+++ Listed entries +++

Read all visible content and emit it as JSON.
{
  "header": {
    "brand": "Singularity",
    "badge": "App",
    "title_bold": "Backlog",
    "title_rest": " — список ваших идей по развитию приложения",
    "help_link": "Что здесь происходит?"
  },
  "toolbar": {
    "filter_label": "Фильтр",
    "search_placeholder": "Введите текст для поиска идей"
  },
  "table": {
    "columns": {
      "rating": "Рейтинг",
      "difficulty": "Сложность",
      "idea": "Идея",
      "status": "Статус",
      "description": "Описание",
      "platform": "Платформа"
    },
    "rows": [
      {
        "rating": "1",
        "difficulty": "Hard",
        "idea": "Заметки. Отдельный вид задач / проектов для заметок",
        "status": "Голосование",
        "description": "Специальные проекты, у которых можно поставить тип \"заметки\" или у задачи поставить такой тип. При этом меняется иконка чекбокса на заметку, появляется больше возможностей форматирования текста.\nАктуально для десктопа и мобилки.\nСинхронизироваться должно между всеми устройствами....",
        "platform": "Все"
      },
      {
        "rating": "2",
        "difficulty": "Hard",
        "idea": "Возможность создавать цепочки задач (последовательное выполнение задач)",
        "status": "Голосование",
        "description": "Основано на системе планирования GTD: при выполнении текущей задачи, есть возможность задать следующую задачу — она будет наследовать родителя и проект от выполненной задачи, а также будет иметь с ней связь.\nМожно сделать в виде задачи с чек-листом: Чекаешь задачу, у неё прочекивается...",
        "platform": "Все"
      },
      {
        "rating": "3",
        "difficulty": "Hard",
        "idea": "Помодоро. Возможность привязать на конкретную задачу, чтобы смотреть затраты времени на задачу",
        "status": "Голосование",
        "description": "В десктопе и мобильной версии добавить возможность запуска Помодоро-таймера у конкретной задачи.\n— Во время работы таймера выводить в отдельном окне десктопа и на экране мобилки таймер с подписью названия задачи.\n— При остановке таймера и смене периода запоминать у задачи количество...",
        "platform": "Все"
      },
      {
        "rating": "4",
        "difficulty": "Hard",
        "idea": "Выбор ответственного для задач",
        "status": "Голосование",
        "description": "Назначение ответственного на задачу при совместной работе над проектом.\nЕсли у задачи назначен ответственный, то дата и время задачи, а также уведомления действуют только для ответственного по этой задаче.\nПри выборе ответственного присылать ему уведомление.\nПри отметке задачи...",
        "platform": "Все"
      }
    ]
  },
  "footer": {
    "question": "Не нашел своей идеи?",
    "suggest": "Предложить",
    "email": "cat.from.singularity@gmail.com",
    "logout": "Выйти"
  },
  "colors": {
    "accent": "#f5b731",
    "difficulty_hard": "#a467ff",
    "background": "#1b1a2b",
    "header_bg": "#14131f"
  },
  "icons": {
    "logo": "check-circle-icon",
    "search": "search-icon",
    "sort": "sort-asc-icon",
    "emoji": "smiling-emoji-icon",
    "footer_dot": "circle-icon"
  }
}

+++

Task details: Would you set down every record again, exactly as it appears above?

Result of this exercise:
Read all visible content and emit it as JSON.
{
  "header": {
    "brand": "Singularity",
    "badge": "App",
    "title_bold": "Backlog",
    "title_rest": " — список ваших идей по развитию приложения",
    "help_link": "Что здесь происходит?"
  },
  "toolbar": {
    "filter_label": "Фильтр",
    "search_placeholder": "Введите текст для поиска идей"
  },
  "table": {
    "columns": {
      "rating": "Рейтинг",
      "difficulty": "Сложность",
      "idea": "Идея",
      "status": "Статус",
      "description": "Описание",
      "platform": "Платформа"
    },
    "rows": [
      {
        "rating": "1",
        "difficulty": "Hard",
        "idea": "Заметки. Отдельный вид задач / проектов для заметок",
        "status": "Голосование",
        "description": "Специальные проекты, у которых можно поставить тип \"заметки\" или у задачи поставить такой тип. При этом меняется иконка чекбокса на заметку, появляется больше возможностей форматирования текста.\nАктуально для десктопа и мобилки.\nСинхронизироваться должно между всеми устройствами....",
        "platform": "Все"
      },
      {
        "rating": "2",
        "difficulty": "Hard",
        "idea": "Возможность создавать цепочки задач (последовательное выполнение задач)",
        "status": "Голосование",
        "description": "Основано на системе планирования GTD: при выполнении текущей задачи, есть возможность задать следующую задачу — она будет наследовать родителя и проект от выполненной задачи, а также будет иметь с ней связь.\nМожно сделать в виде задачи с чек-листом: Чекаешь задачу, у неё прочекивается...",
        "platform": "Все"
      },
      {
        "rating": "3",
        "difficulty": "Hard",
        "idea": "Помодоро. Возможность привязать на конкретную задачу, чтобы смотреть затраты времени на задачу",
        "status": "Голосование",
        "description": "В десктопе и мобильной версии добавить возможность запуска Помодоро-таймера у конкретной задачи.\n— Во время работы таймера выводить в отдельном окне десктопа и на экране мобилки таймер с подписью названия задачи.\n— При остановке таймера и смене периода запоминать у задачи количество...",
        "platform": "Все"
      },
      {
        "rating": "4",
        "difficulty": "Hard",
        "idea": "Выбор ответственного для задач",
        "status": "Голосование",
        "description": "Назначение ответственного на задачу при совместной работе над проектом.\nЕсли у задачи назначен ответственный, то дата и время задачи, а также уведомления действуют только для ответственного по этой задаче.\nПри выборе ответственного присылать ему уведомление.\nПри отметке задачи...",
        "platform": "Все"
      }
    ]
  },
  "footer": {
    "question": "Не нашел своей идеи?",
    "suggest": "Предложить",
    "email": "cat.from.singularity@gmail.com",
    "logout": "Выйти"
  },
  "colors": {
    "accent": "#f5b731",
    "difficulty_hard": "#a467ff",
    "background": "#1b1a2b",
    "header_bg": "#14131f"
  },
  "icons": {
    "logo": "check-circle-icon",
    "search": "search-icon",
    "sort": "sort-asc-icon",
    "emoji": "smiling-emoji-icon",
    "footer_dot": "circle-icon"
  }
}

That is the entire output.